December 15, 2013 – The U.S. spirits industry’s trade organization will review a complaint filed by Canadian whisky blogger Johanne McInnis against Dewar’s and its parent company, Bacardi, over the controversial Dewar’s “Meet The Baron” online video. The complaint accuses Dewar’s of violating the Distilled Spirits Council of the United States Code of Responsible Practices for spirits marketing and advertising. The ad was removed from the web within 24 hours after a social media-fueled protest, along with criticism from several advertising industry observers.
As previously reported, “Meet The Baron” features a suave, charismatic man who guides another Dewar’s drinker through a series of challenging situations, including one where the “Drinking Man” is approached by a large woman at a bar and steps in to deflect her attention. The voiceover refers to the Baron as being ready to “jump on an explosive” for his friends…a reference to an entry in the Urban Dictionary for “jumping the grenade.” In an interview with WhiskyCast’s Mark Gillespie, McInnis blasted the ad for insulting women.
“When I found out what that meant, that’s when I really got angry, because it literally means and I’m using the definition, it means to save your friend from the ugly fat chick, so that’s the first time in my mind that I can think of a whisky ad that blatantly degrades women that are not what society considers (attractive),” McInnis said. “That’s what the majority of us really look like…we’re not all a size zero Swedish bikini model, which is what the end of the ad actually says…the wingman shows up with three Swedish bikini models that are in tight black dresses and that are very pretty, and are all size zero. For me, the message was kind of saying that it’s not OK to be a big girl and you’re not worthy of Dewar’s, but if you’re a Swedish bikini model, well then the wingman will allow you that opportunity to drink some Dewar’s with the whisky man.”
Dewar’s and Bacardi withdrew the video on December 11, and sent this statement to reporters and others who inquired about the video:
Regarding your inquiry about the DEWAR’S ‘Meet the Baron’ video, we value your feedback, whether it’s critical or complimentary, and appreciate your effort in taking the time to write to us.
While we strive to be inclusive of many demographics, we have a wide array of consumers who respond to a variety of unique and focused marketing messages, in different ways.
The Baron – represents a camaraderie that is important to our target consumer, and is one character under ‘The Drinking Man’s Scotch’ campaign, which features a strong and successful female icon as the spokesperson for the brand.
We understand our communications may not always appeal to everyone; however, it is feedback like yours that allows us to continuously evaluate our marketing efforts – upon further review we have decided to remove the video from our YouTube page.
Again, thank you for taking the time to write to us.
The Dewar’s Team
McInnis’ complaint to DISCUS is based on specific language in the Code of Responsible Practices:
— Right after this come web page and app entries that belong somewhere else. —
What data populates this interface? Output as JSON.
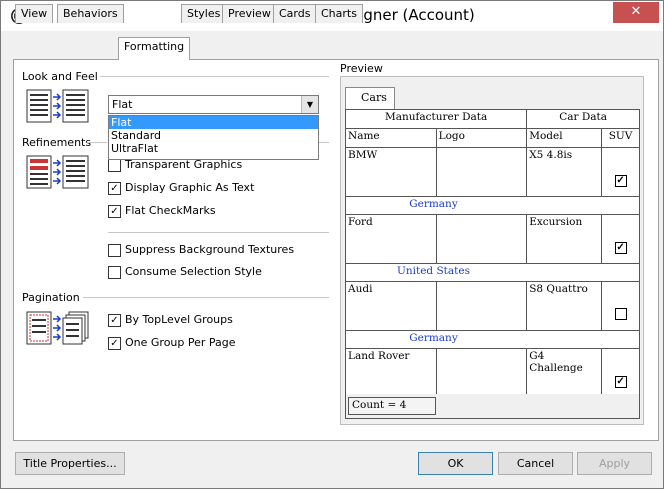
{
  "window": {
    "title": "OrgPassword Print Designer (Account)",
    "close_glyph": "✕"
  },
  "tabs": [
    "View",
    "Behaviors",
    "Formatting",
    "Styles",
    "Preview",
    "Cards",
    "Charts"
  ],
  "active_tab": "Formatting",
  "look_and_feel": {
    "label": "Look and Feel",
    "combo_value": "Flat",
    "options": [
      "Flat",
      "Standard",
      "UltraFlat"
    ]
  },
  "refinements": {
    "label": "Refinements",
    "checks": [
      {
        "label": "Transparent Graphics",
        "checked": false
      },
      {
        "label": "Display Graphic As Text",
        "checked": true
      },
      {
        "label": "Flat CheckMarks",
        "checked": true
      },
      {
        "label": "Suppress Background Textures",
        "checked": false
      },
      {
        "label": "Consume Selection Style",
        "checked": false
      }
    ]
  },
  "pagination": {
    "label": "Pagination",
    "checks": [
      {
        "label": "By TopLevel Groups",
        "checked": true
      },
      {
        "label": "One Group Per Page",
        "checked": true
      }
    ]
  },
  "preview": {
    "label": "Preview",
    "tab": "Cars",
    "band_headers": [
      "Manufacturer Data",
      "Car Data"
    ],
    "columns": [
      "Name",
      "Logo",
      "Model",
      "SUV"
    ],
    "rows": [
      {
        "name": "BMW",
        "model": "X5 4.8is",
        "suv": true,
        "group": "Germany"
      },
      {
        "name": "Ford",
        "model": "Excursion",
        "suv": true,
        "group": "United States"
      },
      {
        "name": "Audi",
        "model": "S8 Quattro",
        "suv": false,
        "group": "Germany"
      },
      {
        "name": "Land Rover",
        "model": "G4 Challenge",
        "suv": true,
        "group": ""
      }
    ],
    "count": "Count = 4"
  },
  "buttons": {
    "title_properties": "Title Properties...",
    "ok": "OK",
    "cancel": "Cancel",
    "apply": "Apply"
  },
  "colors": {
    "selection": "#3399ff",
    "group_text": "#1a3ccf",
    "close_button": "#c75050"
  }
}
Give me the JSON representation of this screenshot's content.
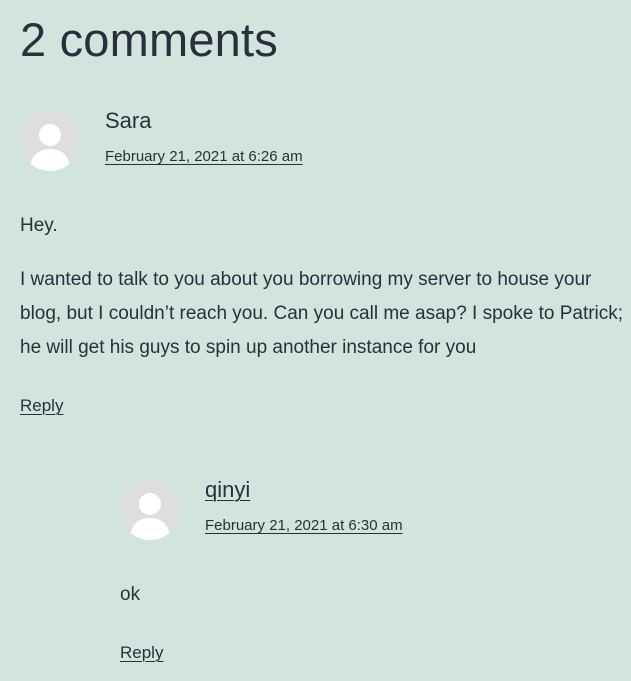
{
  "comments_title": "2 comments",
  "comments": [
    {
      "author": "Sara",
      "author_linked": false,
      "date": "February 21, 2021 at 6:26 am",
      "paragraphs": [
        "Hey.",
        "I wanted to talk to you about you borrowing my server to house your blog, but I couldn’t reach you. Can you call me asap? I spoke to Patrick; he will get his guys to spin up another instance for you"
      ],
      "reply_label": "Reply"
    },
    {
      "author": "qinyi",
      "author_linked": true,
      "date": "February 21, 2021 at 6:30 am",
      "paragraphs": [
        "ok"
      ],
      "reply_label": "Reply"
    }
  ],
  "colors": {
    "background": "#d1e4dd",
    "text": "#28303d",
    "avatar_bg": "#dedede",
    "avatar_figure": "#ffffff"
  },
  "icons": {
    "avatar": "default-user-avatar-icon"
  }
}
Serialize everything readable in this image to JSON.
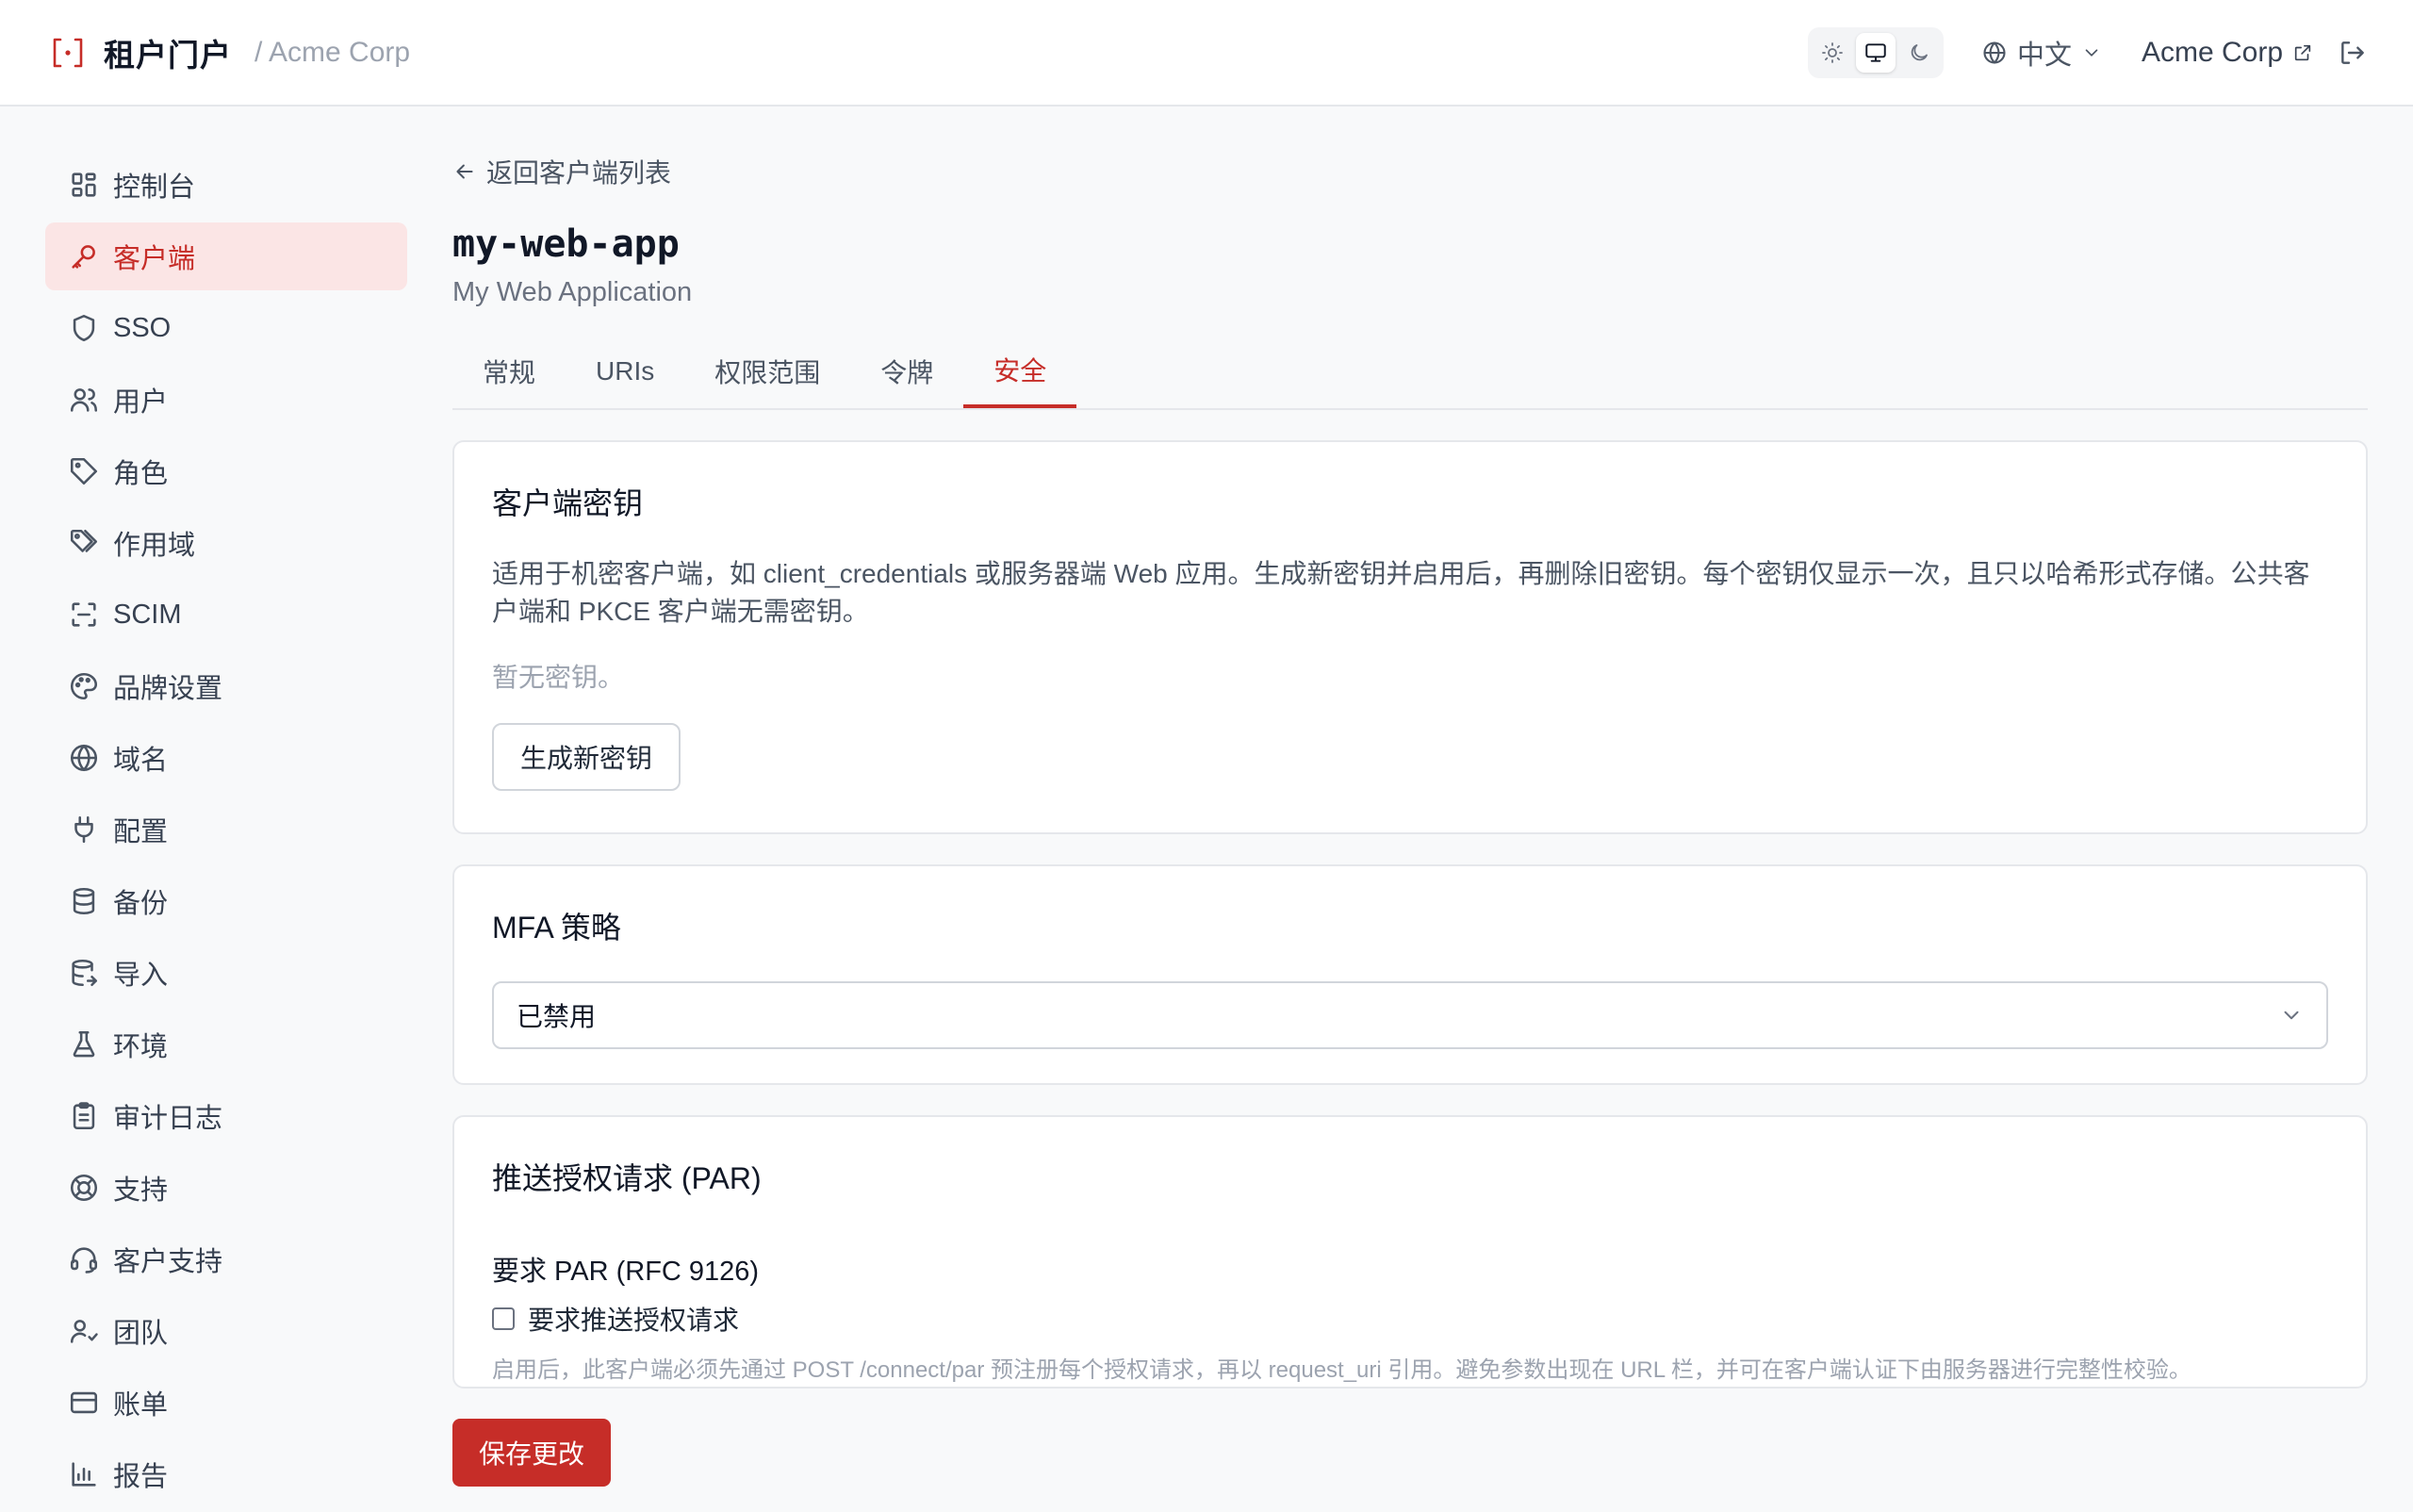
{
  "header": {
    "brand": "租户门户",
    "tenant": "/ Acme Corp",
    "language": "中文",
    "org": "Acme Corp"
  },
  "sidebar": {
    "items": [
      {
        "label": "控制台",
        "icon": "dashboard-icon"
      },
      {
        "label": "客户端",
        "icon": "key-icon",
        "active": true
      },
      {
        "label": "SSO",
        "icon": "shield-icon"
      },
      {
        "label": "用户",
        "icon": "users-icon"
      },
      {
        "label": "角色",
        "icon": "tag-icon"
      },
      {
        "label": "作用域",
        "icon": "tags-icon"
      },
      {
        "label": "SCIM",
        "icon": "scan-icon"
      },
      {
        "label": "品牌设置",
        "icon": "palette-icon"
      },
      {
        "label": "域名",
        "icon": "globe-icon"
      },
      {
        "label": "配置",
        "icon": "plug-icon"
      },
      {
        "label": "备份",
        "icon": "database-icon"
      },
      {
        "label": "导入",
        "icon": "database-import-icon"
      },
      {
        "label": "环境",
        "icon": "flask-icon"
      },
      {
        "label": "审计日志",
        "icon": "clipboard-icon"
      },
      {
        "label": "支持",
        "icon": "lifebuoy-icon"
      },
      {
        "label": "客户支持",
        "icon": "headset-icon"
      },
      {
        "label": "团队",
        "icon": "team-icon"
      },
      {
        "label": "账单",
        "icon": "credit-card-icon"
      },
      {
        "label": "报告",
        "icon": "bar-chart-icon"
      }
    ]
  },
  "main": {
    "back_label": "返回客户端列表",
    "title": "my-web-app",
    "subtitle": "My Web Application",
    "tabs": [
      "常规",
      "URIs",
      "权限范围",
      "令牌",
      "安全"
    ],
    "active_tab": "安全",
    "secrets": {
      "title": "客户端密钥",
      "description": "适用于机密客户端，如 client_credentials 或服务器端 Web 应用。生成新密钥并启用后，再删除旧密钥。每个密钥仅显示一次，且只以哈希形式存储。公共客户端和 PKCE 客户端无需密钥。",
      "empty": "暂无密钥。",
      "generate_label": "生成新密钥"
    },
    "mfa": {
      "title": "MFA 策略",
      "selected": "已禁用"
    },
    "par": {
      "title": "推送授权请求 (PAR)",
      "field_label": "要求 PAR (RFC 9126)",
      "checkbox_label": "要求推送授权请求",
      "checked": false,
      "help": "启用后，此客户端必须先通过 POST /connect/par 预注册每个授权请求，再以 request_uri 引用。避免参数出现在 URL 栏，并可在客户端认证下由服务器进行完整性校验。"
    },
    "save_label": "保存更改"
  },
  "colors": {
    "accent": "#c62d28",
    "active_nav_bg": "#fbe5e5"
  }
}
Beverage alcohol advertising and marketing materials should not degrade the image, form, or status of women, men, or of any ethnic, minority, sexually-oriented, religious, or other group.
DISCUS spokesman Frank Coleman told WhiskyCast that the complaint will be reviewed by the group’s Code Review Board, which is made up of executives from DISCUS member companies. While that may seem like a highly favorable jury for Dewar’s, Coleman points out that the vast majority of Code complaints come from within the industry, and the board’s rulings have a 100% compliance record among DISCUS member companies with substantial compliance from non-member companies.
The board’s sanctioning power is limited to requesting that an offending ad be withdrawn or revised to comply with Code standards, which can cost a company tens or hundreds of thousands of dollars or more in production costs and expenses to change ad placements. In addition, all board decisions and complaints are posted on the DISCUS web site for public review, and Coleman said that also serves as an incentive for companies to comply with the code. The last whisky producer to face a Code review was Wild Turkey in 2011, after another member company filed a complaint over Wild Turkey’s “Give ‘Em The Bird” ads featuring people displaying a raised middle finger. The Code Review Board ruled that the ads violated the “good taste” standards of the Code, and Wild Turkey withdrew them.
Editor’s note: The original version of this story listed Opperman Weiss as the ad agency responsible for the “Meet the Baron” video based on reporting from Business Insider. While Opperman Weiss created other ads in the Dewar’s U.S. campaign featuring actress Claire Forlani, Business Insider’s Richard Feloni reports the “Baron” ad with Forlani was created by the Montreal-based Sid Lee agency.